Let's remember the roll call of shame - cuts to legal aid, curtailing judicial review, attacks on human rights legislation, making freedom of information request more difficult and legislating for the loathed gagging bill amount to a substantial onslaught on free speech, campaigning and democracy. The Tories have been taken over by a majoritarian view that the party that wins an election has the right to do whatever it likes, free from being held to account and even free to ignore the rule of law.
Unlike the Tories, Labour believes that democracy is more than just voting. Democracy is about active citizenship, mass-membership of political parties, trade unions and campaign groups. It's about holding to account those in power at all times, and not just at elections. We know such criticism can be tough when you're in government but that’s a product of a healthy, open democracy. You don’t shut down debate just because you don’t like it.
Politics.co.uk's report that Chris Grayling has blocked research into sex in prisons by the Howard League for Penal Reform fits this pattern of behaviour. Some suggest it's because they’ve been a persistent thorn in his side. Others have argued that it's because it's an embarrassing subject he doesn't want out in the open.

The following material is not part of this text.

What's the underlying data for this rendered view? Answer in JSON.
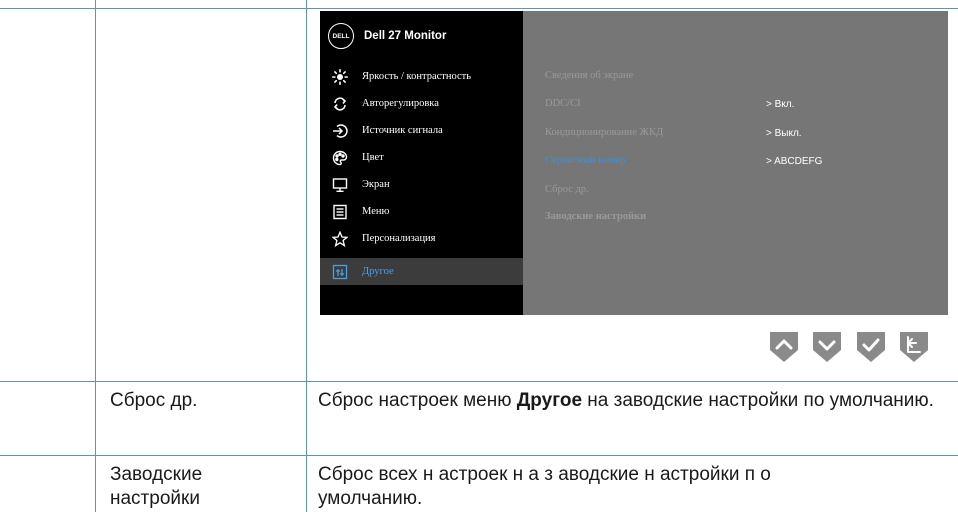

Either way, this is another example of the Tory-led government elbowing civic society aside, and shows a justice secretary unfit for the job.
I've been on the end of the odd stinging rebuke from the Howard League myself, but that wouldn't mean I'd want to shut them up. What is the point of having pressure groups if they don't put pressure on politicians? It is their job to be an advocate for their vision for prisons. Credit where credit is due, it was their chief executive Frances Crook’s original blog post for Politics.co.uk on the iniquitous ban on sending books to prisoners which exploded the issue into the open.
Should I become justice secretary, a request to research the subject of sex in prisons would be looked on favourably. After all, this is isn't a frivolous topic, like some kind of 1970s Carry On film. It's deadly serious. Sex does go on in prisons and there's no point the justice secretary denying it. And any seasoned visitor to a prison will be struck by the posters warning of Hepatitis B plastered to the walls. There are genuine public health concerns this research would get to grips with that have implications for public policy.
What's more, sex isn't always consensual. Sadly, sexual violence and rape does go on, and we should be determined to root it out and do all we can to stop it. Crimes are crimes even when behind bars. Instead, Chris Grayling wants to bury his head in the sand and ignore it, probably because it doesn't fit his right-wing agenda of throwing red meat to his restless backbenchers. But that's no way to run a justice system and love them or loathe them, the Howard League and other organisations are here to stay. Long may that be the case.
Sadiq Khan is Labour MP for Tooting and shadow justice secretary.
The opinions in politics.co.uk's Comment and Analysis section are those of the author and are no reflection of the views of the website or its owners.